╭─ Data extracts

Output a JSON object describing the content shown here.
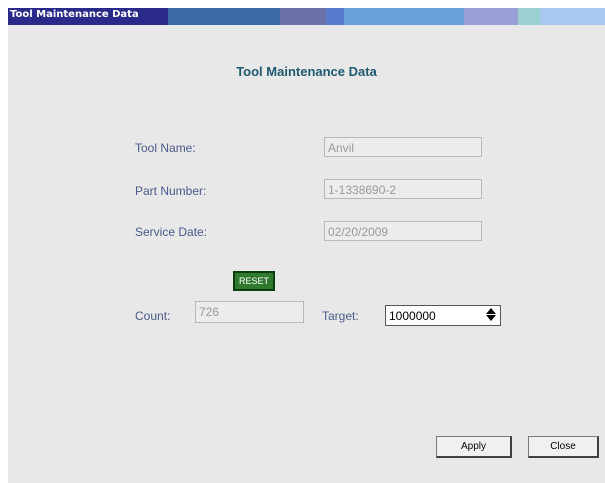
{
  "window": {
    "title": "Tool Maintenance Data",
    "titlebar_colors": [
      "#2a2a8a",
      "#3c6aa8",
      "#6a70a8",
      "#5a7ad0",
      "#6aa0d8",
      "#9aa0d8",
      "#9ad0d0",
      "#a8c8f0"
    ]
  },
  "heading": "Tool Maintenance Data",
  "fields": {
    "tool_name": {
      "label": "Tool Name:",
      "value": "Anvil"
    },
    "part_number": {
      "label": "Part Number:",
      "value": "1-1338690-2"
    },
    "service_date": {
      "label": "Service Date:",
      "value": "02/20/2009"
    }
  },
  "reset_label": "RESET",
  "count": {
    "label": "Count:",
    "value": "726"
  },
  "target": {
    "label": "Target:",
    "value": "1000000"
  },
  "buttons": {
    "apply": "Apply",
    "close": "Close"
  }
}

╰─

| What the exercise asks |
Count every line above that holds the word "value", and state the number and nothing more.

| Answer below |
5